== MATERIAL SUPPLIED ==

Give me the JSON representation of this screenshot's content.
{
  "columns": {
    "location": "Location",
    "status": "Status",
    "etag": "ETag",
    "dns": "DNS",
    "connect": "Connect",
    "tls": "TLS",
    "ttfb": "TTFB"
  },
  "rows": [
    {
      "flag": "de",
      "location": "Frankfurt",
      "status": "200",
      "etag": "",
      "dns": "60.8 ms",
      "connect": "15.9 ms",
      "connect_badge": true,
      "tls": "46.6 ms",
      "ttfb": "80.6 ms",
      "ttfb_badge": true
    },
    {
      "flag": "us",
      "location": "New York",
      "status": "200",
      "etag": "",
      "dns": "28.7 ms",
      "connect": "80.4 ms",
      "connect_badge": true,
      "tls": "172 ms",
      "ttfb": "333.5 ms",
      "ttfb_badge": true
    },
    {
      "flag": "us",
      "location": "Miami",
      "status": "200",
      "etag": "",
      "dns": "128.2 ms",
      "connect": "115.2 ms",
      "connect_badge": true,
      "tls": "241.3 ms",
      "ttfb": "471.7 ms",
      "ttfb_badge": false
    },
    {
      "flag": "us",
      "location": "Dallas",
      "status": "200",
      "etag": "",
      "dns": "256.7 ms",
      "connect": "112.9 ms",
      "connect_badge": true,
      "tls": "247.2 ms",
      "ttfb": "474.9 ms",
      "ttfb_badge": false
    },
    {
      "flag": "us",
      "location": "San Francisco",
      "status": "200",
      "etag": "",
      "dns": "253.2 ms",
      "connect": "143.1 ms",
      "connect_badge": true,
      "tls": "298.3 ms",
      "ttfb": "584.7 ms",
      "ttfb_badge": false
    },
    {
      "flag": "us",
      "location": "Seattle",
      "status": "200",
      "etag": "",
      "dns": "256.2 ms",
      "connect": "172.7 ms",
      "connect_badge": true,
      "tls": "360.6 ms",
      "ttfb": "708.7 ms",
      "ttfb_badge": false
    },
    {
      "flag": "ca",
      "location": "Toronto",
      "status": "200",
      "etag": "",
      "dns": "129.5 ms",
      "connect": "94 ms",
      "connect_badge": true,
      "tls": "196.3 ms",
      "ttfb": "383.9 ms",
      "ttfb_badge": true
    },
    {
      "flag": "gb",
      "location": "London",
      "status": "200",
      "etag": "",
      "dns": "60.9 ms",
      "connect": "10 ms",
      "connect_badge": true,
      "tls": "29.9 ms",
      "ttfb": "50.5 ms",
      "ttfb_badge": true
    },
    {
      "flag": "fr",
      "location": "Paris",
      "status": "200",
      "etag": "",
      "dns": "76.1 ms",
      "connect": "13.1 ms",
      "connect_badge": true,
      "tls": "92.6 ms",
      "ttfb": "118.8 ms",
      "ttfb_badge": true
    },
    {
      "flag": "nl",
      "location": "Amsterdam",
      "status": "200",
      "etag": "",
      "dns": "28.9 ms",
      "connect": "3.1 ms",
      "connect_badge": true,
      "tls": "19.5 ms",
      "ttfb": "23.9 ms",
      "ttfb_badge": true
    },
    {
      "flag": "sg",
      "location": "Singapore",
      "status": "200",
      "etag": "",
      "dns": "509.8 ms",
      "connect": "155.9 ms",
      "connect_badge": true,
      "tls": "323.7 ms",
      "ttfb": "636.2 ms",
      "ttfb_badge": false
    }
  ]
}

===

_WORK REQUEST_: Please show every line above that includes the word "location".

_EXERCISE ANSWER_:
    "location": "Location",
      "location": "Frankfurt",
      "location": "New York",
      "location": "Miami",
      "location": "Dallas",
      "location": "San Francisco",
      "location": "Seattle",
      "location": "Toronto",
      "location": "London",
      "location": "Paris",
      "location": "Amsterdam",
      "location": "Singapore",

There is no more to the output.